College’s Pride Club, cried valiantly at its first meeting of the fall semester.
This, Dumas says, is the essence of pride club: existing exactly as she is and being proud of it. The meeting kicked off with pizza, laughter, and heartfelt stories about experiences of being a part of the LGBT+ community. Pride Club meets Tuesdays at 7 p.m. in the second floor common room of Prim-Schultz Hall on SNC’s campus. The meetings are primarily educational but are also open to many types of discussion. Some of the topics discussed during the meeting ranged from polyamorous or open relationships and the spectrum of sexuality, to coping with an unaccepting family. Alex Dumas says that she wants the club to be a safe place for people all over the Tahoe community, whether gay, straight, male, female or anywhere in-between, to find common ground and give and receive support, as well as become educated on the topic.
Dumas believes education regarding the LGBT+ community is important, such as using the correct pronouns or simply not using offensive phrases such as, “that’s so gay.”
“That’s a word that’s been associated with this community for so long, and you put that negative connotation on it and it teaches people that the thing that they are has this negative connotation which is not true,” Dumas said. “It’s a term that’s associated with loving other people, and we put this connotation on it as if it’s stupid or dumb and people start to believe that about themselves.”
“You love who you love, you are who you are, and there is nothing negative or wrong about that.”
Dumas also sponsored an event on campus on Oct. 11, National Coming Out Day, where members of Pride Club passed out rainbow Tahoe buttons and danced to music in the cafeteria. It was a celebration of love and acceptance, with rainbow streamers lining the cafeteria, a bold pride flag perched in the front, Lady Gaga music, and SNC’s supportive allies. One supporter is club advisor and director of student affairs, Lizzie Thibodeau.

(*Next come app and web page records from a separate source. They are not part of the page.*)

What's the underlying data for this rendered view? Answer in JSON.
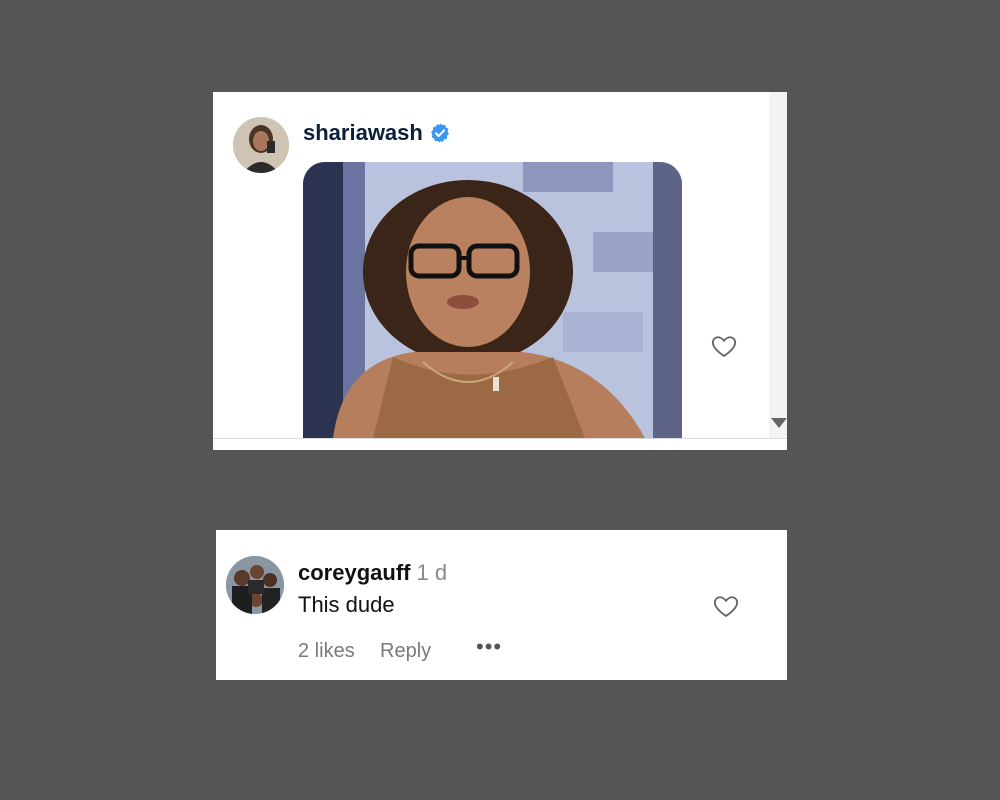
{
  "post": {
    "username": "shariawash",
    "verified": true,
    "media_alt": "animated gif of woman in glasses",
    "icons": {
      "like": "heart-outline-icon",
      "verified": "verified-badge-icon",
      "scroll": "scroll-down-arrow-icon"
    }
  },
  "comment": {
    "username": "coreygauff",
    "time": "1 d",
    "text": "This dude",
    "likes": "2 likes",
    "reply": "Reply",
    "more": "•••",
    "icons": {
      "like": "heart-outline-icon",
      "more": "more-options-icon"
    }
  },
  "colors": {
    "background": "#555555",
    "card": "#ffffff",
    "verified_blue": "#3897f0",
    "username_dark": "#0b1f3a"
  }
}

Thibodeau explains she has been the advisor for the club for approximately 10 years, although over those years it is often difficult to find people to keep the club running. This year there has been a greater demand for it, and so it has expanded thanks to Dumas and her friends.
“I don’t see pride being any different than the rock climbing club,” Thibodeau said. “It’s just a different interest. I think the thing people get caught up in ‘Well, I’m not gay,’ and it’s like, ‘Well, that’s not what this is about.’ It’s about supporting everybody in your community as well as being able to educate people.”

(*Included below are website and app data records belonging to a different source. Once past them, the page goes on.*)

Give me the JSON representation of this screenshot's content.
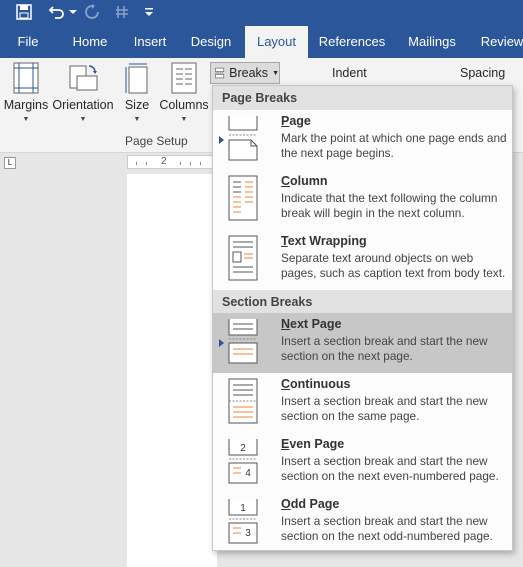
{
  "quick_access": {
    "save_icon": "save-icon",
    "undo_icon": "undo-icon",
    "redo_icon": "redo-icon",
    "customize_icon": "customize-icon"
  },
  "tabs": [
    {
      "label": "File"
    },
    {
      "label": "Home"
    },
    {
      "label": "Insert"
    },
    {
      "label": "Design"
    },
    {
      "label": "Layout"
    },
    {
      "label": "References"
    },
    {
      "label": "Mailings"
    },
    {
      "label": "Review"
    }
  ],
  "ribbon": {
    "margins": "Margins",
    "orientation": "Orientation",
    "size": "Size",
    "columns": "Columns",
    "breaks": "Breaks",
    "indent": "Indent",
    "spacing": "Spacing",
    "group_page_setup": "Page Setup"
  },
  "ruler": {
    "marker": "2",
    "corner": "L"
  },
  "breaks_menu": {
    "page_breaks_header": "Page Breaks",
    "section_breaks_header": "Section Breaks",
    "items": [
      {
        "title_u": "P",
        "title_rest": "age",
        "desc": "Mark the point at which one page ends and the next page begins."
      },
      {
        "title_u": "C",
        "title_rest": "olumn",
        "desc": "Indicate that the text following the column break will begin in the next column."
      },
      {
        "title_u": "T",
        "title_rest": "ext Wrapping",
        "desc": "Separate text around objects on web pages, such as caption text from body text."
      },
      {
        "title_u": "N",
        "title_rest": "ext Page",
        "desc": "Insert a section break and start the new section on the next page."
      },
      {
        "title_u": "C",
        "title_rest": "ontinuous",
        "desc": "Insert a section break and start the new section on the same page."
      },
      {
        "title_u": "E",
        "title_rest": "ven Page",
        "desc": "Insert a section break and start the new section on the next even-numbered page."
      },
      {
        "title_u": "O",
        "title_rest": "dd Page",
        "desc": "Insert a section break and start the new section on the next odd-numbered page."
      }
    ],
    "even_num": "2",
    "even_num2": "4",
    "odd_num": "1",
    "odd_num2": "3"
  },
  "colors": {
    "brand": "#2b579a",
    "selected_item": "#c7c7c7",
    "accent_orange": "#e8843c"
  }
}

Thibodeau grew up in a very liberal environment and was surprised to find as she grew older that anyone could have a problem with the LGBT+ community.
“It was really eye-opening to go into the world and know that there are other places where people are really hateful towards people because of their sexuality,” Thibodeau said. “The whole idea is that love is love and I feel like there are other things to worry about than who’s sleeping with who.
“It can be a really hard time for people to come out of the closet or embrace their sexuality. Sometimes our peers and our community use a certain language that prohibits that, I think it can make it that much harder.”
Thibodeau’s advice to students who see homophobic behavior happening on campus is to confront it.
“You have a couple options: you can get offended and defensive and strike back, (or) you could ask why?; because nine times out of 10 you’re going to get a completely different answer than what you are getting upset about. Then (they are) able to take a step back and be like ‘Why did I just say that?’ and understand the origin of where it came from.”
Many members of pride club come because they feel it is their duty to be supportive of their fellow peers, such as Freshman Nicolette Scardina.
“Even though I may not be a part of the community I still want to understand as much as I can,” Scardina said. “Everyone is different regardless of who you are or where you come from. The exposure to learning about how ‘straight’ isn’t a default or stipulation for being human (and) it’s important to being able to connect with people.
“I think of pride as accepting differences in a safe environment and belonging to something bigger than a societal norm.”